Hyde Amendment, Yes. Shalanda Young, No
The Office of Management and Budget is the largest office in the executive branch of the federal government.
First and foremost, the OMB prepares the federal budget proposal that the president sends up to Congress. Given we're talking about the allocation of spending for almost $5 trillion of taxpayer funds, this is no small task.
President Biden accepted the withdrawal of his initial nominee for director of this substantial enterprise, Neera Tanden, when the numerous members of Congress she has personally attacked and disparaged over the years via her Twitter account expressed their displeasure.
The talk now is that Shalanda Young, Biden's nominee for deputy director, should be bumped up to the director's job.
But now Young finds herself embroiled in her own controversy.
In written response to questions associated with her confirmation hearings for deputy director, she noted her view that the Hyde Amendment should not be reauthorized, despite having been reauthorized every year since it first became law in 1976.
The amendment, named after its sponsor, Rep. Henry Hyde, was passed three years after the Roe v. Wade decision legalized abortion. It prohibits the use of federal funds for performing abortions, except in cases of danger to the life of the mother, incest and rape.
The amendment was a logical follow-up to Roe v Wade.
The Supreme Court may have concluded that a woman has the right to destroy the unborn child she is carrying.
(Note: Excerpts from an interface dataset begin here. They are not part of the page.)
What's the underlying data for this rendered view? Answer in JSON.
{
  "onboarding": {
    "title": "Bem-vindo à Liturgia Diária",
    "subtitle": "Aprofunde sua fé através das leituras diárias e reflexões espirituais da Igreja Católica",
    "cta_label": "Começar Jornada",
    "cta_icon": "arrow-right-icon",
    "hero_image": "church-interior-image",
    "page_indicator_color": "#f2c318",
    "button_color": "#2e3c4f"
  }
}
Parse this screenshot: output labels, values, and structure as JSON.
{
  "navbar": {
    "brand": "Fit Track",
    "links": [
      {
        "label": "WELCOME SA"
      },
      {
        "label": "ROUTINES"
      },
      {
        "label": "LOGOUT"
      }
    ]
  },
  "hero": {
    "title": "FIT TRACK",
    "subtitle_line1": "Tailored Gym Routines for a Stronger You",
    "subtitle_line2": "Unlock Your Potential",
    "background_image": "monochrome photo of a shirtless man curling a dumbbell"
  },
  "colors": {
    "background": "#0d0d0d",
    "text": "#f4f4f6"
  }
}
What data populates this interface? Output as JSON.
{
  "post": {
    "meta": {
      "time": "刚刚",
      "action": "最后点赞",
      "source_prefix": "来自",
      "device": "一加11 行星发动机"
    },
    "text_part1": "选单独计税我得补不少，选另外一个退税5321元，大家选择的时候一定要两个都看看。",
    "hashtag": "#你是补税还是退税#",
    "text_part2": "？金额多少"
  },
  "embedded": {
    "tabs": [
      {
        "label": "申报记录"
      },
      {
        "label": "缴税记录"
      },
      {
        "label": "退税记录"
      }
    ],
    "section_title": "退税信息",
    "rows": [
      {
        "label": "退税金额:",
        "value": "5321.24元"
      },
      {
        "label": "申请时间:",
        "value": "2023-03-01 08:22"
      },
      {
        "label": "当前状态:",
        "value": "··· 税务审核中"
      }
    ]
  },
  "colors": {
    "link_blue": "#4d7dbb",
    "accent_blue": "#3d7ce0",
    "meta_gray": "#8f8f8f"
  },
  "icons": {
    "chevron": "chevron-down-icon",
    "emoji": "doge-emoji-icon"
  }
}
But that right certainly doesn't extend to the federal government forcing taxpayers to pay for it.
But it turns out that Shalanda Young, who could be representing the president in the allocation and administration of $5 trillion of taxpayer money, doesn't see it that way.